Former Senate President, Senator David Mark has had the privilege of representing Benue South Senatorial district, since the return of democracy in 1999.
However, after his aspiration to become PDP presidential flag bearer, the former military Governor of Niger State, for the first time in 20 years will not be partaking in the Senatorial race.
The President of the 6th and 7th Senate is stepping aside, having contested for the seat five times and won all, including a Senatorial rerun in 2016.
A trip across the nine local government areas in the S
At villages and market squares, people were seen debating over who should be the right person to represent Idoma and Igede communities at the Red Chamber of the National Assembly.
Although, over 16 persons are currently in the race to step into the ‘big’ shoes of Brig. Gen. David Mark (rtd), but three persons are candidates to watch in this historic election.
Among the three top contenders are: Former Minister of Interior, Comrade Abba Moro, representing the Peoples Democratic Party, PDP, former Deputy Governor of Benue State, Steve Lawani of the All Progressives Congress, APC, and Mike Okibe Onoja, former Permanent Secretary, Ministry of Defence of the Social Democratic Party, SDP.
Another person to watch out for in this election is Usman Abubakar (Young Alhaji) of the Advance Peoples Democratic Alliance, APDA.
How they stand…
Abba Moro (PDP)
In Idoma land, the name Moro is like an anthem. During our tour of the nine local government areas that made up the senatorial district, his name was on the lips of people.
Most people believed he has no opponent as far as the senatorial race is concerned.
Most of them said Moro would be returned elected because of the employment opportunities he gave to people of the area when he held sway at the ministry of interior and his magnanimity.
Political analysts believe that it would be a clean sweep for him in Otukpo, Okpokwu (his country) Ohimini, Apa, Agatu and most likely, Ado.
However, observers said the votes in Ogbadibo, Obi and Oju would be divided among the top contenders, including Young Alhaji.
Among the three top contenders, Moro is the youngest but the peoples’ favourite.
He would be banking on the people to ‘pay’ him back for his past records.
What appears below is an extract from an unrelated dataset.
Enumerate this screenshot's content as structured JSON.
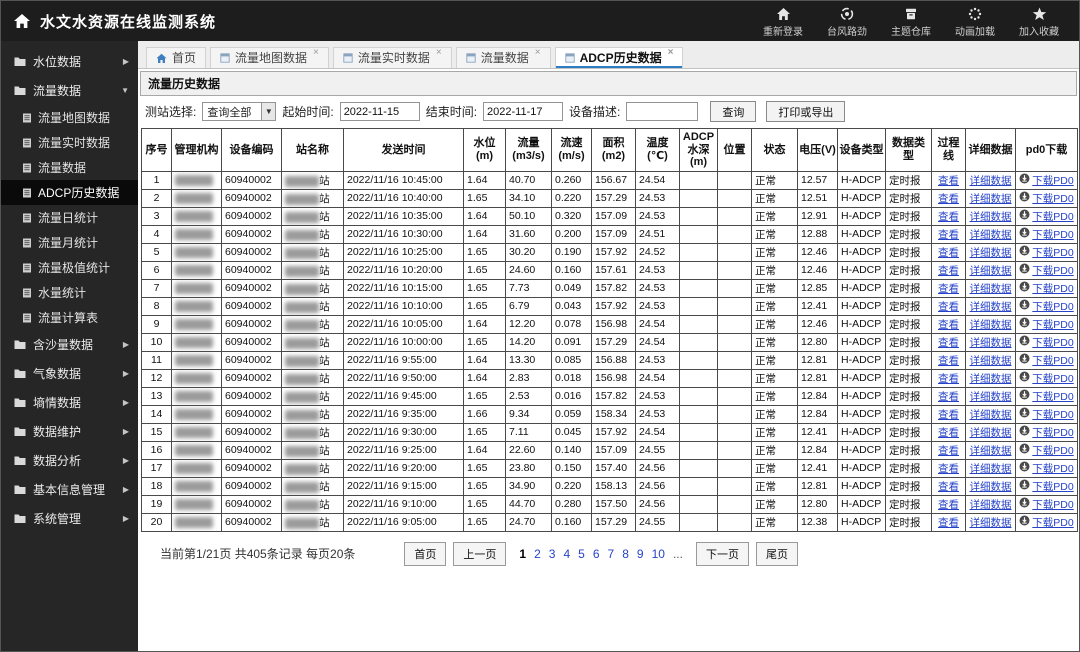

Also, Benue South has been dominated by the Moro’s PDP for 20 years and story might not change this time around.
The youths and women folks would likely go this way.
Steve Lawani (APC).
He’s fondly called the ‘silent achiever.’ Reserved and calm, Lawani, former Deputy Governor of Benue State is a man to watch in today’s election.
A man of few words but highly rooted.
Lawani believes that blowing trumpet about one’s political achievements is unnecessary, hence, reason he’s not talking what he did as deputy governor of the state for eight years.
In Ogbadibo, which is his territory, it might not be a clean sweep for him because most of Moro’s strong men hailed from this area.
Lawani would find Owukpa a hard nut to crack but Orokam and Otukpa may stand for him.
He is believed to be banking on federal might for a smooth ride.
Lawani would sure get good votes from Oju and Obi (Igede nation) might not be big enough to settle the score.
The elderly men would toe this path.
Mike Onoja (SDP)
Two major odds against Chief Mike Onoja in today’s election is his age and political instability.
Within the last four years, Onoja, who is beleived to be in his 80s has pitched his tent with three different political parties.
Before the 2015 general elections, Onoja was in the race for the Peoples Democratic Party’s ticket.
However, on the day of the primary between him and the then Senate President, David Mark, Onoja announced his withdrawal from the race and declared his support for Mark, having spent millions of naira canvassing for votes.
In 2016, he announced his defection to the All Progressives Congress during the rerun, citing the wind of change blowing across the country as his reason.
Surprisingly, in 2018, Onoja made a second return to the PDP and declared his ambition for the Senate but lost woefully during the party’s primary to Moro.
Consequently, he defected to the SDP and was given the party’s senatorial ticket, which was hitherto held by Adakole Ijogi.
Most people don’t really trust his judgement and political calculations.
Even in his country home, Ado, Onoja may not pull reasonable votes due to a long standing royal tussle in the area.
Most of his votes might come from Igede community (Oju and Obi).
Few Igede elders would go for him.
While one may not be bold enough to predict the result of today’s election, it won’t be unwise to say that it is going to be a battle between the federal and the local nights.
No doubt, the area is tensed; the people are in suspense and waiting eagerly to see a new face at the Senate after 20 years of ‘Markmania’.’